[Interface dataset entries]:
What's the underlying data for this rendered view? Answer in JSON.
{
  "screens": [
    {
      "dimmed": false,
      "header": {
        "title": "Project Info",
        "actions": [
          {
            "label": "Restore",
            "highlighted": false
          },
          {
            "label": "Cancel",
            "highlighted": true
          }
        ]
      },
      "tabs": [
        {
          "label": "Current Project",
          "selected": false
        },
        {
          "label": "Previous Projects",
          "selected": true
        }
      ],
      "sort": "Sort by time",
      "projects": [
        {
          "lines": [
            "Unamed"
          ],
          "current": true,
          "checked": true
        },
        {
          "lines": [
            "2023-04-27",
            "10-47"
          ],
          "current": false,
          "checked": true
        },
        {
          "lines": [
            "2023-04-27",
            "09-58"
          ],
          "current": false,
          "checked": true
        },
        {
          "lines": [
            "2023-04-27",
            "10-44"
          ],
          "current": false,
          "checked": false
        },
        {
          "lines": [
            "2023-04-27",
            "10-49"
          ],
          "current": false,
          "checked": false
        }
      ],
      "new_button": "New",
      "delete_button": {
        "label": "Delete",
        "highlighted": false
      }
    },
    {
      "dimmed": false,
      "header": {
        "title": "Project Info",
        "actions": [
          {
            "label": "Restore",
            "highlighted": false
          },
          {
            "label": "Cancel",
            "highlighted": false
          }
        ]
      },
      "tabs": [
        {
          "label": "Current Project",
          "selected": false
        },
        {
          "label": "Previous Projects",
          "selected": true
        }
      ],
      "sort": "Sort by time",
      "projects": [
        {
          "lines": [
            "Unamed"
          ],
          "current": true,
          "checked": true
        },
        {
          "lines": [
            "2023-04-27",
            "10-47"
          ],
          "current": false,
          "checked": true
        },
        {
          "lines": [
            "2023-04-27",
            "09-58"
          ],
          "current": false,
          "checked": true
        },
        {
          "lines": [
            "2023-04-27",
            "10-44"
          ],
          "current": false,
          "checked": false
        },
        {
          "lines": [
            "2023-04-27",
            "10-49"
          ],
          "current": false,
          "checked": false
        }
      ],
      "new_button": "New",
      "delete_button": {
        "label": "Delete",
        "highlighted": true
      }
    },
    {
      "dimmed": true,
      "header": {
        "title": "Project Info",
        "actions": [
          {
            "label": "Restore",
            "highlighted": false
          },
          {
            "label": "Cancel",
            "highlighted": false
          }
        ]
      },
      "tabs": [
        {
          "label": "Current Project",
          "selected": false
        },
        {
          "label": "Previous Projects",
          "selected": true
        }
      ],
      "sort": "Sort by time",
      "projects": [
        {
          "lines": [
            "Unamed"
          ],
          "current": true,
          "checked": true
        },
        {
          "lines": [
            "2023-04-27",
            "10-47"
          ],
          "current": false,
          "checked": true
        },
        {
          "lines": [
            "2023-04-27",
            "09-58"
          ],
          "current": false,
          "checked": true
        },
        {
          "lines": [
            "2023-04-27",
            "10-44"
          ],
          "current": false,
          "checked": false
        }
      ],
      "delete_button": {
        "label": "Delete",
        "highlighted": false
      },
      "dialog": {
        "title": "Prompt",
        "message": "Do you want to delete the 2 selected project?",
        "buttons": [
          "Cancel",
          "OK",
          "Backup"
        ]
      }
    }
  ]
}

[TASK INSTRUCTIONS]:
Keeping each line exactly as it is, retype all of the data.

[SOLUTION TO THE PROBLEM]:
What's the underlying data for this rendered view? Answer in JSON.
{
  "screens": [
    {
      "dimmed": false,
      "header": {
        "title": "Project Info",
        "actions": [
          {
            "label": "Restore",
            "highlighted": false
          },
          {
            "label": "Cancel",
            "highlighted": true
          }
        ]
      },
      "tabs": [
        {
          "label": "Current Project",
          "selected": false
        },
        {
          "label": "Previous Projects",
          "selected": true
        }
      ],
      "sort": "Sort by time",
      "projects": [
        {
          "lines": [
            "Unamed"
          ],
          "current": true,
          "checked": true
        },
        {
          "lines": [
            "2023-04-27",
            "10-47"
          ],
          "current": false,
          "checked": true
        },
        {
          "lines": [
            "2023-04-27",
            "09-58"
          ],
          "current": false,
          "checked": true
        },
        {
          "lines": [
            "2023-04-27",
            "10-44"
          ],
          "current": false,
          "checked": false
        },
        {
          "lines": [
            "2023-04-27",
            "10-49"
          ],
          "current": false,
          "checked": false
        }
      ],
      "new_button": "New",
      "delete_button": {
        "label": "Delete",
        "highlighted": false
      }
    },
    {
      "dimmed": false,
      "header": {
        "title": "Project Info",
        "actions": [
          {
            "label": "Restore",
            "highlighted": false
          },
          {
            "label": "Cancel",
            "highlighted": false
          }
        ]
      },
      "tabs": [
        {
          "label": "Current Project",
          "selected": false
        },
        {
          "label": "Previous Projects",
          "selected": true
        }
      ],
      "sort": "Sort by time",
      "projects": [
        {
          "lines": [
            "Unamed"
          ],
          "current": true,
          "checked": true
        },
        {
          "lines": [
            "2023-04-27",
            "10-47"
          ],
          "current": false,
          "checked": true
        },
        {
          "lines": [
            "2023-04-27",
            "09-58"
          ],
          "current": false,
          "checked": true
        },
        {
          "lines": [
            "2023-04-27",
            "10-44"
          ],
          "current": false,
          "checked": false
        },
        {
          "lines": [
            "2023-04-27",
            "10-49"
          ],
          "current": false,
          "checked": false
        }
      ],
      "new_button": "New",
      "delete_button": {
        "label": "Delete",
        "highlighted": true
      }
    },
    {
      "dimmed": true,
      "header": {
        "title": "Project Info",
        "actions": [
          {
            "label": "Restore",
            "highlighted": false
          },
          {
            "label": "Cancel",
            "highlighted": false
          }
        ]
      },
      "tabs": [
        {
          "label": "Current Project",
          "selected": false
        },
        {
          "label": "Previous Projects",
          "selected": true
        }
      ],
      "sort": "Sort by time",
      "projects": [
        {
          "lines": [
            "Unamed"
          ],
          "current": true,
          "checked": true
        },
        {
          "lines": [
            "2023-04-27",
            "10-47"
          ],
          "current": false,
          "checked": true
        },
        {
          "lines": [
            "2023-04-27",
            "09-58"
          ],
          "current": false,
          "checked": true
        },
        {
          "lines": [
            "2023-04-27",
            "10-44"
          ],
          "current": false,
          "checked": false
        }
      ],
      "delete_button": {
        "label": "Delete",
        "highlighted": false
      },
      "dialog": {
        "title": "Prompt",
        "message": "Do you want to delete the 2 selected project?",
        "buttons": [
          "Cancel",
          "OK",
          "Backup"
        ]
      }
    }
  ]
}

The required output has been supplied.